Task requirements
Once you have read the records below, print them again exactly as they stand.

Entries supplied
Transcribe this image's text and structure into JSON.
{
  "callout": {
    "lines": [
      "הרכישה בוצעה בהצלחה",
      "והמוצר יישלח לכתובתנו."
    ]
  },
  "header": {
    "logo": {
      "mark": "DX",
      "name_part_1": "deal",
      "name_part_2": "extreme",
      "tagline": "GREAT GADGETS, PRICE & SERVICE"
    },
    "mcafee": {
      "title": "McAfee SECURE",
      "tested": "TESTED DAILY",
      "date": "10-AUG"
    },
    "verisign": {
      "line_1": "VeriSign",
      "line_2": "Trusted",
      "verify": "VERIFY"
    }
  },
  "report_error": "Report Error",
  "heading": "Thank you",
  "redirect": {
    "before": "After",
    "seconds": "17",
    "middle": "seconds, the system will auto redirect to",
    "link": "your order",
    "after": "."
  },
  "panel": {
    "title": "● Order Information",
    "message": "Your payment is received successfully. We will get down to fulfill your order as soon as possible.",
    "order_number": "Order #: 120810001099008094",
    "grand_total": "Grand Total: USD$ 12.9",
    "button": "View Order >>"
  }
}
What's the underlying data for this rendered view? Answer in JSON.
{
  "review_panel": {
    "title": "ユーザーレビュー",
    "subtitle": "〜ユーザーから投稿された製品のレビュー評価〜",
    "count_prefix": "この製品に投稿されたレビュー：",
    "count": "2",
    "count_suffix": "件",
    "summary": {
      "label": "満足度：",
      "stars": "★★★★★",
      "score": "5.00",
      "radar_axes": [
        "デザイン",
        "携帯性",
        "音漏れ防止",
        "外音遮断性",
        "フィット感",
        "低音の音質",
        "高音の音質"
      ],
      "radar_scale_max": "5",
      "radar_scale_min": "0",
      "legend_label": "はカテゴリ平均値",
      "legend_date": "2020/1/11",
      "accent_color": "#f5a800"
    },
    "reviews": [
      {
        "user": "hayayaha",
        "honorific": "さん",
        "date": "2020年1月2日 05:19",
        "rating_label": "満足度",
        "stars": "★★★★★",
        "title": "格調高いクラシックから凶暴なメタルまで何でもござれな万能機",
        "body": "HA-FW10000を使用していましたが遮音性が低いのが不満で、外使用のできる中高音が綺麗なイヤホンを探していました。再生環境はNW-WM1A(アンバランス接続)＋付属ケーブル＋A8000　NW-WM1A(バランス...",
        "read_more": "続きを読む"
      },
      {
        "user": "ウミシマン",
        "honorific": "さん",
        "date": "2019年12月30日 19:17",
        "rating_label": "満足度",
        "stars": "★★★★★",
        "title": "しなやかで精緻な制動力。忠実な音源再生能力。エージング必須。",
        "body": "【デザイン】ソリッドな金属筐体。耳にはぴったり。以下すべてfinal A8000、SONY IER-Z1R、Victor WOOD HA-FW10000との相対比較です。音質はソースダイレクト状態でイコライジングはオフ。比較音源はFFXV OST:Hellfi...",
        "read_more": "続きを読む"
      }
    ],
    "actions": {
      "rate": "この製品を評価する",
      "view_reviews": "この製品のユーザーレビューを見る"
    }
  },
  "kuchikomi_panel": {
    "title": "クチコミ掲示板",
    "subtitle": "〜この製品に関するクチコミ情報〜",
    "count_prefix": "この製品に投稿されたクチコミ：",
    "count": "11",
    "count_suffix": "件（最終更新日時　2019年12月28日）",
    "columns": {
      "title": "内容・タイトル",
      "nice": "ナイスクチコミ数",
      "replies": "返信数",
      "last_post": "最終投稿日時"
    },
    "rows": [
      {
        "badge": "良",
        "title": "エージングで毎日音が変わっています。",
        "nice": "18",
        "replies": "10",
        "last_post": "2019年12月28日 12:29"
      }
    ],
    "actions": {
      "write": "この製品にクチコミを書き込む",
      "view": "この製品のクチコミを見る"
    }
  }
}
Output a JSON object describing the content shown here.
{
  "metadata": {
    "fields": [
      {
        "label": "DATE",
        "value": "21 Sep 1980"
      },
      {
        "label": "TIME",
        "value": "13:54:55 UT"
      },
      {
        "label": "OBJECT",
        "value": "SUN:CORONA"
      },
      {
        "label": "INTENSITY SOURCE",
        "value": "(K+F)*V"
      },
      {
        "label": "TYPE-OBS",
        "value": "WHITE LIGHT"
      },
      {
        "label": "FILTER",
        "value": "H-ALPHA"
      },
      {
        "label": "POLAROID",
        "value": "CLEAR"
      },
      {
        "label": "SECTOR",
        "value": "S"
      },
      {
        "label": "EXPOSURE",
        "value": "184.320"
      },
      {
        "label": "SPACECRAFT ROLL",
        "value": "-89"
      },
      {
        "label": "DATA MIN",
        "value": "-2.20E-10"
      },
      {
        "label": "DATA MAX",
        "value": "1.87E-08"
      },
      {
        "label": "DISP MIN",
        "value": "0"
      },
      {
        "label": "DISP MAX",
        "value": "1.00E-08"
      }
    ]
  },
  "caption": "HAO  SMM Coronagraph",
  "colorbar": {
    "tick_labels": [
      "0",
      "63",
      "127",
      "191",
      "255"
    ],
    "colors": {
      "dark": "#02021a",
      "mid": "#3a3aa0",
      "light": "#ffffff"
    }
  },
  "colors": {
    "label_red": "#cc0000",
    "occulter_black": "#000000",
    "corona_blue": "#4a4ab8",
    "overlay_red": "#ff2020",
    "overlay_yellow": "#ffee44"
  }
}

Result for this exercise
Transcribe this image's text and structure into JSON.
{
  "callout": {
    "lines": [
      "הרכישה בוצעה בהצלחה",
      "והמוצר יישלח לכתובתנו."
    ]
  },
  "header": {
    "logo": {
      "mark": "DX",
      "name_part_1": "deal",
      "name_part_2": "extreme",
      "tagline": "GREAT GADGETS, PRICE & SERVICE"
    },
    "mcafee": {
      "title": "McAfee SECURE",
      "tested": "TESTED DAILY",
      "date": "10-AUG"
    },
    "verisign": {
      "line_1": "VeriSign",
      "line_2": "Trusted",
      "verify": "VERIFY"
    }
  },
  "report_error": "Report Error",
  "heading": "Thank you",
  "redirect": {
    "before": "After",
    "seconds": "17",
    "middle": "seconds, the system will auto redirect to",
    "link": "your order",
    "after": "."
  },
  "panel": {
    "title": "● Order Information",
    "message": "Your payment is received successfully. We will get down to fulfill your order as soon as possible.",
    "order_number": "Order #: 120810001099008094",
    "grand_total": "Grand Total: USD$ 12.9",
    "button": "View Order >>"
  }
}
What's the underlying data for this rendered view? Answer in JSON.
{
  "review_panel": {
    "title": "ユーザーレビュー",
    "subtitle": "〜ユーザーから投稿された製品のレビュー評価〜",
    "count_prefix": "この製品に投稿されたレビュー：",
    "count": "2",
    "count_suffix": "件",
    "summary": {
      "label": "満足度：",
      "stars": "★★★★★",
      "score": "5.00",
      "radar_axes": [
        "デザイン",
        "携帯性",
        "音漏れ防止",
        "外音遮断性",
        "フィット感",
        "低音の音質",
        "高音の音質"
      ],
      "radar_scale_max": "5",
      "radar_scale_min": "0",
      "legend_label": "はカテゴリ平均値",
      "legend_date": "2020/1/11",
      "accent_color": "#f5a800"
    },
    "reviews": [
      {
        "user": "hayayaha",
        "honorific": "さん",
        "date": "2020年1月2日 05:19",
        "rating_label": "満足度",
        "stars": "★★★★★",
        "title": "格調高いクラシックから凶暴なメタルまで何でもござれな万能機",
        "body": "HA-FW10000を使用していましたが遮音性が低いのが不満で、外使用のできる中高音が綺麗なイヤホンを探していました。再生環境はNW-WM1A(アンバランス接続)＋付属ケーブル＋A8000　NW-WM1A(バランス...",
        "read_more": "続きを読む"
      },
      {
        "user": "ウミシマン",
        "honorific": "さん",
        "date": "2019年12月30日 19:17",
        "rating_label": "満足度",
        "stars": "★★★★★",
        "title": "しなやかで精緻な制動力。忠実な音源再生能力。エージング必須。",
        "body": "【デザイン】ソリッドな金属筐体。耳にはぴったり。以下すべてfinal A8000、SONY IER-Z1R、Victor WOOD HA-FW10000との相対比較です。音質はソースダイレクト状態でイコライジングはオフ。比較音源はFFXV OST:Hellfi...",
        "read_more": "続きを読む"
      }
    ],
    "actions": {
      "rate": "この製品を評価する",
      "view_reviews": "この製品のユーザーレビューを見る"
    }
  },
  "kuchikomi_panel": {
    "title": "クチコミ掲示板",
    "subtitle": "〜この製品に関するクチコミ情報〜",
    "count_prefix": "この製品に投稿されたクチコミ：",
    "count": "11",
    "count_suffix": "件（最終更新日時　2019年12月28日）",
    "columns": {
      "title": "内容・タイトル",
      "nice": "ナイスクチコミ数",
      "replies": "返信数",
      "last_post": "最終投稿日時"
    },
    "rows": [
      {
        "badge": "良",
        "title": "エージングで毎日音が変わっています。",
        "nice": "18",
        "replies": "10",
        "last_post": "2019年12月28日 12:29"
      }
    ],
    "actions": {
      "write": "この製品にクチコミを書き込む",
      "view": "この製品のクチコミを見る"
    }
  }
}
Output a JSON object describing the content shown here.
{
  "metadata": {
    "fields": [
      {
        "label": "DATE",
        "value": "21 Sep 1980"
      },
      {
        "label": "TIME",
        "value": "13:54:55 UT"
      },
      {
        "label": "OBJECT",
        "value": "SUN:CORONA"
      },
      {
        "label": "INTENSITY SOURCE",
        "value": "(K+F)*V"
      },
      {
        "label": "TYPE-OBS",
        "value": "WHITE LIGHT"
      },
      {
        "label": "FILTER",
        "value": "H-ALPHA"
      },
      {
        "label": "POLAROID",
        "value": "CLEAR"
      },
      {
        "label": "SECTOR",
        "value": "S"
      },
      {
        "label": "EXPOSURE",
        "value": "184.320"
      },
      {
        "label": "SPACECRAFT ROLL",
        "value": "-89"
      },
      {
        "label": "DATA MIN",
        "value": "-2.20E-10"
      },
      {
        "label": "DATA MAX",
        "value": "1.87E-08"
      },
      {
        "label": "DISP MIN",
        "value": "0"
      },
      {
        "label": "DISP MAX",
        "value": "1.00E-08"
      }
    ]
  },
  "caption": "HAO  SMM Coronagraph",
  "colorbar": {
    "tick_labels": [
      "0",
      "63",
      "127",
      "191",
      "255"
    ],
    "colors": {
      "dark": "#02021a",
      "mid": "#3a3aa0",
      "light": "#ffffff"
    }
  },
  "colors": {
    "label_red": "#cc0000",
    "occulter_black": "#000000",
    "corona_blue": "#4a4ab8",
    "overlay_red": "#ff2020",
    "overlay_yellow": "#ffee44"
  }
}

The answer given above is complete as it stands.